for an audiovisual installation**** the artists investigates what people leave online when they explore a city and how these traces seduce us when we explore sameness. As in the case of the collaboration with ter Borg and in other individual works, Stenfalk creates sculptures and 3D images by assembling fragments of instagram snapshots. Through them she reflects upon reproduction and archival processes in the age of the internet, as well as our growing relationship to digital landscapes and the ties to public life.

And, in the end of this journey started from the Skies of Johan Österholm, we arrive at the Seas of
Lotta Törnroth
. Understandably the sea is not the safest place where to anchor, nor the metaphor of arrival. It is the boundless space, the place of depth, and freedom as well as the place of danger and challenge; the place of courage and hope that everything will go fine while it can very well end up in disaster. This tension and the feeling of drama is substantial in Törnroth works. In her photographs***** she stands steal holding a light in her hands in the early hours of the day in front of a frozen seascape.

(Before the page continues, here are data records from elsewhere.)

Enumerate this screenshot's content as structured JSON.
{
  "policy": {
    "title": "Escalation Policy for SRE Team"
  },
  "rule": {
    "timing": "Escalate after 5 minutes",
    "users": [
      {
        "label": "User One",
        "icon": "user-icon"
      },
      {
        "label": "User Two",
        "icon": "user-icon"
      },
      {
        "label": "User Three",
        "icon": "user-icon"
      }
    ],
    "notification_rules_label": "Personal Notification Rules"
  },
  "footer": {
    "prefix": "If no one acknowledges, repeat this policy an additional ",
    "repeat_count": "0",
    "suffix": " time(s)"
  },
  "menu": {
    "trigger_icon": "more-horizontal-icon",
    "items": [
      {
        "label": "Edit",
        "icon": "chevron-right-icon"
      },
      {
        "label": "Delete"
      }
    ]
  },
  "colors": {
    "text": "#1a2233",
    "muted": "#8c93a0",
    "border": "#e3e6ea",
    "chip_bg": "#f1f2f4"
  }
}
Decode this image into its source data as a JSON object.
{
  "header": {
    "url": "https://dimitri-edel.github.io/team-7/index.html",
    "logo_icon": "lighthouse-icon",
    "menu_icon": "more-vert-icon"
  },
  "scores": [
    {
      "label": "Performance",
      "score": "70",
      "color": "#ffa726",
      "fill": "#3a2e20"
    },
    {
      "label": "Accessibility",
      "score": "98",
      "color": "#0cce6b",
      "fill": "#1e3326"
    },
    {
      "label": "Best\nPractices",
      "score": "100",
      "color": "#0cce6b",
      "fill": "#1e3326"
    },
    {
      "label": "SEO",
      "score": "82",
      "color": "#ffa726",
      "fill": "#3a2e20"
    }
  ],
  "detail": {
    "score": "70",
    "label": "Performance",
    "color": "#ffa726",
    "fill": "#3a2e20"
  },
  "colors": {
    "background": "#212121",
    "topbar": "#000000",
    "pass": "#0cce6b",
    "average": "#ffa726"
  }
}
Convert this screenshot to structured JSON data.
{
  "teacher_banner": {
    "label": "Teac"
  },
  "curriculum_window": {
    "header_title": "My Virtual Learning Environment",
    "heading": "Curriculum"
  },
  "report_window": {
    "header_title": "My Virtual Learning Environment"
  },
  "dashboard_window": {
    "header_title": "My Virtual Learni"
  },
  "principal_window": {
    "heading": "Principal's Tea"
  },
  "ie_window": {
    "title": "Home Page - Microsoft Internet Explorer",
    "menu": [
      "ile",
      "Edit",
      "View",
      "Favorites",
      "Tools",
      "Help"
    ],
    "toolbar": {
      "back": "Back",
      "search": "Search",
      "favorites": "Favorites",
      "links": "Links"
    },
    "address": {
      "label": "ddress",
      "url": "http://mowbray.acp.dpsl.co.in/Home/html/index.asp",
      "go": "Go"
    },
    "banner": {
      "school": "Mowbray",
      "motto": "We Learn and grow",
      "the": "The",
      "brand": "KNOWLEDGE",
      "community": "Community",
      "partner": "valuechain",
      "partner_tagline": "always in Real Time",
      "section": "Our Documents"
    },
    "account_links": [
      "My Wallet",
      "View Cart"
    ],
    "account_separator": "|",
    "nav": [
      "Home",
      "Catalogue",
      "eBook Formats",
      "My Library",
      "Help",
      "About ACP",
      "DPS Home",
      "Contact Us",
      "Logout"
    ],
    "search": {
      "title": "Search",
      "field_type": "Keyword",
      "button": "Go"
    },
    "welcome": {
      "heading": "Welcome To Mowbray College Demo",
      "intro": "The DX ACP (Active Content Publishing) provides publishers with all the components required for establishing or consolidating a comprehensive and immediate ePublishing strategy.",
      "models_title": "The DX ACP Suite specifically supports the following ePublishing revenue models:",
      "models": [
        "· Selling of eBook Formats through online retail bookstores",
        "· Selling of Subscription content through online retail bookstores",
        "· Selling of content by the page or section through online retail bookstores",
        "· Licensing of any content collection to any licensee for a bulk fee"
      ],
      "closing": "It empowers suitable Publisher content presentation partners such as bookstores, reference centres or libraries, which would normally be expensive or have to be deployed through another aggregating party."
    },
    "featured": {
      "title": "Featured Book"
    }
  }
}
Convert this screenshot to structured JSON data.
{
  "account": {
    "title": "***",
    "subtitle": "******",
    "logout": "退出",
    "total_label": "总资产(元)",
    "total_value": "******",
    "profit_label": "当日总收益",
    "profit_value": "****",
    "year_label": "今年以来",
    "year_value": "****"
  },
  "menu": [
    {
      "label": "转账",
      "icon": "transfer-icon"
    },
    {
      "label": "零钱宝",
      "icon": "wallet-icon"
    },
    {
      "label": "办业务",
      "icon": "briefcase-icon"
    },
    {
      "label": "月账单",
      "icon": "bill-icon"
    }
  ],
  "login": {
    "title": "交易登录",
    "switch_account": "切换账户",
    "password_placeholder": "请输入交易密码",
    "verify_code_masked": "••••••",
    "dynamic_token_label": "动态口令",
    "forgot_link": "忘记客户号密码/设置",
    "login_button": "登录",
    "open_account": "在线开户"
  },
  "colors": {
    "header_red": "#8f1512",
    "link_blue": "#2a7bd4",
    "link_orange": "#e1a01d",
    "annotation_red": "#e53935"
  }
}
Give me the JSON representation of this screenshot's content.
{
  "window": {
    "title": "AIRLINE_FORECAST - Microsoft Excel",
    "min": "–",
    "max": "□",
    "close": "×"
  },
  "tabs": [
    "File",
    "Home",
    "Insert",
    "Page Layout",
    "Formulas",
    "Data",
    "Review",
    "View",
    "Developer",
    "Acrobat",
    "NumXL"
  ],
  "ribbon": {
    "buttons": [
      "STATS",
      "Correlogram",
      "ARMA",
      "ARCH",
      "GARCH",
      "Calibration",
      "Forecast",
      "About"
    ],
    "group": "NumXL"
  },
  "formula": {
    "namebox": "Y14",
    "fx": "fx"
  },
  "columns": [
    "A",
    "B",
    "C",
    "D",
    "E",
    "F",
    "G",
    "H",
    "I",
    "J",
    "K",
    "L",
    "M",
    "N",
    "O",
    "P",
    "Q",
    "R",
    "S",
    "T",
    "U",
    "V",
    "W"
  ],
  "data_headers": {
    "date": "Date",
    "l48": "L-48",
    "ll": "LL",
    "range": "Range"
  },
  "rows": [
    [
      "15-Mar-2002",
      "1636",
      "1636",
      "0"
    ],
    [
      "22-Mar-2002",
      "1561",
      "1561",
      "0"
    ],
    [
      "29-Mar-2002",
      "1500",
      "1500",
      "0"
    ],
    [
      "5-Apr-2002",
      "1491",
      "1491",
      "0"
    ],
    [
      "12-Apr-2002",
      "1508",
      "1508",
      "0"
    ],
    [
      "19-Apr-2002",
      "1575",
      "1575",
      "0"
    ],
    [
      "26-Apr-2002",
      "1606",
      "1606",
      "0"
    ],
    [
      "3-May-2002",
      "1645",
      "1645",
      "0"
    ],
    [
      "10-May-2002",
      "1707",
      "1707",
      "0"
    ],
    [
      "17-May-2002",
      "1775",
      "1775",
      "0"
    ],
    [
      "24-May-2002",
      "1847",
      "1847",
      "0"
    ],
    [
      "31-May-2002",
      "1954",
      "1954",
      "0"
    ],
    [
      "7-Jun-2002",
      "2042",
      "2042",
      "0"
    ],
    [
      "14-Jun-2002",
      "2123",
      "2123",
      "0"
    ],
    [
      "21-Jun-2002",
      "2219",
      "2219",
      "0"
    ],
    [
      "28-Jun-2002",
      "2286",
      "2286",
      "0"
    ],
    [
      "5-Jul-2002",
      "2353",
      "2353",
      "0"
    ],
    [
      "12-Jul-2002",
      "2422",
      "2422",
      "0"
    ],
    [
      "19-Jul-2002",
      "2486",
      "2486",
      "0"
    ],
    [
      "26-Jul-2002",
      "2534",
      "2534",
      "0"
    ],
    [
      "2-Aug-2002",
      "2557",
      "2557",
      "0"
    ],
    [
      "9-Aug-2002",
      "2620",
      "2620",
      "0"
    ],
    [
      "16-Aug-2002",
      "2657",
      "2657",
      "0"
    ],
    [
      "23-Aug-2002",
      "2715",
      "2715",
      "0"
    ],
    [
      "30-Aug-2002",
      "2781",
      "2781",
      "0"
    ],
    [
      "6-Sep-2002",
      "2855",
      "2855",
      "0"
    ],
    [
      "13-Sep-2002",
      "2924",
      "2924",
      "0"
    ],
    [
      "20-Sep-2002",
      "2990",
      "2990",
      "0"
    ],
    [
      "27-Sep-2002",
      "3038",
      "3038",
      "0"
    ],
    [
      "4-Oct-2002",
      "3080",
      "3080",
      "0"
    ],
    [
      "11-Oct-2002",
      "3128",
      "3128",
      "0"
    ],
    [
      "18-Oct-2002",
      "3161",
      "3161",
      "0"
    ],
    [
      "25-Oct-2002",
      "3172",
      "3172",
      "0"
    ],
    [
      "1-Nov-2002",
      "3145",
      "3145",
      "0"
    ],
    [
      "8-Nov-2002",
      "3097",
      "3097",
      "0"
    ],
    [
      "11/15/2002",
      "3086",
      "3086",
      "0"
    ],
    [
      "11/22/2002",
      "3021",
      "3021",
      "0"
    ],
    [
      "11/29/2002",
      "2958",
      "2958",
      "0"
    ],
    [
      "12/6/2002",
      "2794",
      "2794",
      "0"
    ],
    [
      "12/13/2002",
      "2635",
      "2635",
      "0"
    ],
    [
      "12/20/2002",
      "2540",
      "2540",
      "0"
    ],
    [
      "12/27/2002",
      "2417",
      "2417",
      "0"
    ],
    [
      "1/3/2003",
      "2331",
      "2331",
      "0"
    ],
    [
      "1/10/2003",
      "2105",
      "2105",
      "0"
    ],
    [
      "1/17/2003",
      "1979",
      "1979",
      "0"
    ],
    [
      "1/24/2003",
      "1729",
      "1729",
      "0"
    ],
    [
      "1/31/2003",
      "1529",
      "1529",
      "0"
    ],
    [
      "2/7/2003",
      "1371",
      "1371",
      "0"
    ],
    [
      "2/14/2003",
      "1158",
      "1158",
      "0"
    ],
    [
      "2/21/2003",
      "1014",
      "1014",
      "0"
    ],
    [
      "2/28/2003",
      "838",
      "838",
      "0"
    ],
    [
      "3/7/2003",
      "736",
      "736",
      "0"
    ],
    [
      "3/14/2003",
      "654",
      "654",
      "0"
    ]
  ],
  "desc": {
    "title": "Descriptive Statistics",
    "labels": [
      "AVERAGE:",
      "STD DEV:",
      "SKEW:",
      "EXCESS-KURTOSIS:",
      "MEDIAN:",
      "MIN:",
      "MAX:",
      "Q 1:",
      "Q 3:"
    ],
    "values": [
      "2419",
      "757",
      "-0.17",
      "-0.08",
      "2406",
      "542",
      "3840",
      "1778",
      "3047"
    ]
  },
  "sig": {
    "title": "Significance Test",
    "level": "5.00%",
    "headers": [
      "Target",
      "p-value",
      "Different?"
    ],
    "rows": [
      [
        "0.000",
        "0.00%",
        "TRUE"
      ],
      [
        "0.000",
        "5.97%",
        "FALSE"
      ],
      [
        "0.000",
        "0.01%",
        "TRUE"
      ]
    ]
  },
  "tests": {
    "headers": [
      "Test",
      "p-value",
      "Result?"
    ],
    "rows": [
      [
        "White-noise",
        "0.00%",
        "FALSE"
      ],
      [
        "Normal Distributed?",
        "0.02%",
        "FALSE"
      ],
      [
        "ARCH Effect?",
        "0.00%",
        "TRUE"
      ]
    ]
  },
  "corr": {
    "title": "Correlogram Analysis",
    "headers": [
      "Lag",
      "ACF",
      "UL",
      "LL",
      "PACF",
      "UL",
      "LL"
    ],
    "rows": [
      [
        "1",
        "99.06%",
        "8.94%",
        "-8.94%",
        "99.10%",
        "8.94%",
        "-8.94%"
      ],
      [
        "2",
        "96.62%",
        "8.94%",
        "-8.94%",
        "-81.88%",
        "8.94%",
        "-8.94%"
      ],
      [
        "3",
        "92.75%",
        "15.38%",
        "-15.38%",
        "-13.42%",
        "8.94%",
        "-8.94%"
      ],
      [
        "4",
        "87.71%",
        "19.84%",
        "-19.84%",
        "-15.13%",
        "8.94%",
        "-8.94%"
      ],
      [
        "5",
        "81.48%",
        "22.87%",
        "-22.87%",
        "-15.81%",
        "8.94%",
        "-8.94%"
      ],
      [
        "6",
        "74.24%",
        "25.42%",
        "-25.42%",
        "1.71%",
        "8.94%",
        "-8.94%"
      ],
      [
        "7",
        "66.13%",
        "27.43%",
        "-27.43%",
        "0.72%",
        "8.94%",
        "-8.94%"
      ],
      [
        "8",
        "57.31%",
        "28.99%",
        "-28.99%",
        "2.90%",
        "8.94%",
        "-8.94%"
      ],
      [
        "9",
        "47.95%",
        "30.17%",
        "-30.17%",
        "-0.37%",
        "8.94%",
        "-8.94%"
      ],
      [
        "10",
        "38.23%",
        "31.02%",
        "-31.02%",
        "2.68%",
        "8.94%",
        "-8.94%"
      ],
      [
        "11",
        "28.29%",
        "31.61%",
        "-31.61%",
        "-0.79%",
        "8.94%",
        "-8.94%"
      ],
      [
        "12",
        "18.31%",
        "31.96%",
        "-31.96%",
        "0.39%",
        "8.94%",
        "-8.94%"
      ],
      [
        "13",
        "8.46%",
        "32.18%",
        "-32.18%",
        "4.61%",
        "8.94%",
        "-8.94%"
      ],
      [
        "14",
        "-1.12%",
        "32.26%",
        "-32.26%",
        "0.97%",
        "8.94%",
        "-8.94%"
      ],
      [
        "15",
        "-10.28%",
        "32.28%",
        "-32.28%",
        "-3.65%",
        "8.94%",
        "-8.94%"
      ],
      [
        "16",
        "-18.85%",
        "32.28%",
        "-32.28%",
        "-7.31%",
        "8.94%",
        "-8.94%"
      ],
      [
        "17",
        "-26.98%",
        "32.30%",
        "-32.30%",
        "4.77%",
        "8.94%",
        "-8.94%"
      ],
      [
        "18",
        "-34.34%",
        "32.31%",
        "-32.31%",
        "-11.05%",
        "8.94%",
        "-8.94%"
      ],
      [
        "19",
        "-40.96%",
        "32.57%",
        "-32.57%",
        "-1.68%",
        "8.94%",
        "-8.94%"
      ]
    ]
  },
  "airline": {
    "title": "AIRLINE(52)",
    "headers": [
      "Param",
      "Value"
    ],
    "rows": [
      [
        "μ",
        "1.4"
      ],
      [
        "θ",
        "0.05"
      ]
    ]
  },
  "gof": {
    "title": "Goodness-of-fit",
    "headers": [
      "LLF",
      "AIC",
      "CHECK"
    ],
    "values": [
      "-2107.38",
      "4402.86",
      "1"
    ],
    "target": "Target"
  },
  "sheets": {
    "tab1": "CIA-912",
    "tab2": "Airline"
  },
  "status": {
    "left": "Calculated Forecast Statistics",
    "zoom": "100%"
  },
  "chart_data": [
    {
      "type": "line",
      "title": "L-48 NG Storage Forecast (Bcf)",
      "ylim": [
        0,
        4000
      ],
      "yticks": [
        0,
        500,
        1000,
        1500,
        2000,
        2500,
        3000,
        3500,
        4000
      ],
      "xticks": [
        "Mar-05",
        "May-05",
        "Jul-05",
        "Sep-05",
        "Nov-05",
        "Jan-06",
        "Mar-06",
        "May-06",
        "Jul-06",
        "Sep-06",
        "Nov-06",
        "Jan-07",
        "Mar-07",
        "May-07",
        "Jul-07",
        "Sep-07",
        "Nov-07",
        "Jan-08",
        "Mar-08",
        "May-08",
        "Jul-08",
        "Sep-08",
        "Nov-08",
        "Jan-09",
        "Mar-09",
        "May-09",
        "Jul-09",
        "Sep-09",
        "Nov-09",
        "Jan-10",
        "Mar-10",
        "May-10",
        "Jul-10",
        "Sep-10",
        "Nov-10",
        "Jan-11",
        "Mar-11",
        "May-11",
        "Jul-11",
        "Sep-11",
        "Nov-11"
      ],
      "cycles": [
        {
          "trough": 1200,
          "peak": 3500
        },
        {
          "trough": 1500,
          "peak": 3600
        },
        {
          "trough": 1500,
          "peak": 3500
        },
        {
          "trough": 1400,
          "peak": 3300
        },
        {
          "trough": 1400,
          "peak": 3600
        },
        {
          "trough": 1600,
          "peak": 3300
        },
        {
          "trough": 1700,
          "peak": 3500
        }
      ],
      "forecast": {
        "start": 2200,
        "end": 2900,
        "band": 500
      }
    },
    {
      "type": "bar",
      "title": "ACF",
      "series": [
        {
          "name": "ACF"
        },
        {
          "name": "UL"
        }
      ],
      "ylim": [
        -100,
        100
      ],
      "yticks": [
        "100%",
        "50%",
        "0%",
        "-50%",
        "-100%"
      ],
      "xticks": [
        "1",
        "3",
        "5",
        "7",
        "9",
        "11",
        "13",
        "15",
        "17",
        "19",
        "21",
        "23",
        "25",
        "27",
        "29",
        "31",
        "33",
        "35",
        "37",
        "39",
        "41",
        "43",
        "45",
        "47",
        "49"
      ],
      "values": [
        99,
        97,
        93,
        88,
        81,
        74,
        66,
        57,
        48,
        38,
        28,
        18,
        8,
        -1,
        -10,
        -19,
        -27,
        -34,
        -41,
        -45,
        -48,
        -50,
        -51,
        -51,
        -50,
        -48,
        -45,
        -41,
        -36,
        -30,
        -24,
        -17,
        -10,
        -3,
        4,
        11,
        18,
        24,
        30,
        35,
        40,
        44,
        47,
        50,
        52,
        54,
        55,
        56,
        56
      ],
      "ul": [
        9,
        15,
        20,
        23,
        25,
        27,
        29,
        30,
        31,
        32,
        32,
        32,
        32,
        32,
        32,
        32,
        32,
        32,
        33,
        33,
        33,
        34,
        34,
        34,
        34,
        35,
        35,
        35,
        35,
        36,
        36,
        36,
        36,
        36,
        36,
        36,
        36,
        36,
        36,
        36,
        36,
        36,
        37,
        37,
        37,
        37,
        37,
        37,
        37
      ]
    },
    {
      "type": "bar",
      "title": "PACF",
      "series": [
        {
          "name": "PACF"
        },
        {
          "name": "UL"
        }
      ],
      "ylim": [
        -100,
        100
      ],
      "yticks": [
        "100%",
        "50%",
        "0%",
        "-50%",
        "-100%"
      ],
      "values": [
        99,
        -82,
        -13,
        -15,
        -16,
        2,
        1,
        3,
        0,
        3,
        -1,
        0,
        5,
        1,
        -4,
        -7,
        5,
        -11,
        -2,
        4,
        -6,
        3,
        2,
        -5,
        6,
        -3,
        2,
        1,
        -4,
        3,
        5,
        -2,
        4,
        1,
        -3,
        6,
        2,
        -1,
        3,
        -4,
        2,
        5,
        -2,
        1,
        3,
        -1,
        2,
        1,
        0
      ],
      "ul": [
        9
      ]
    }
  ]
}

Her gesture embodies the waiting and hope and also the self-reflection upon danger and tragedy from the view point and distance of the spectator.´

Nevertheless, the Sea, alike the exhibition, is not the ending of a journey but simply the opportunity for endless exploration. Meantime, google points the coordinates 40.46667, 19.48972, and we find ourselves at the shore, facing the sea at Galeria e Bregdetit.

* Johan Österholm, Untitled Lantern Pieces, Object
** Niklas Holmgren, Untitled I and II, Oil paintings
*** Ylva Carlgren, Definition and Examples, Watercolor paintings
**** Mikaela Steby Stenfalk & Sjoerd ter Borg, De Drie Wijzen uit Oost, Audiovideo installation
***** Lotta Törnroth, To wait for the Inevitable: I Wait as a Lighthouse (I-IV), Photographic series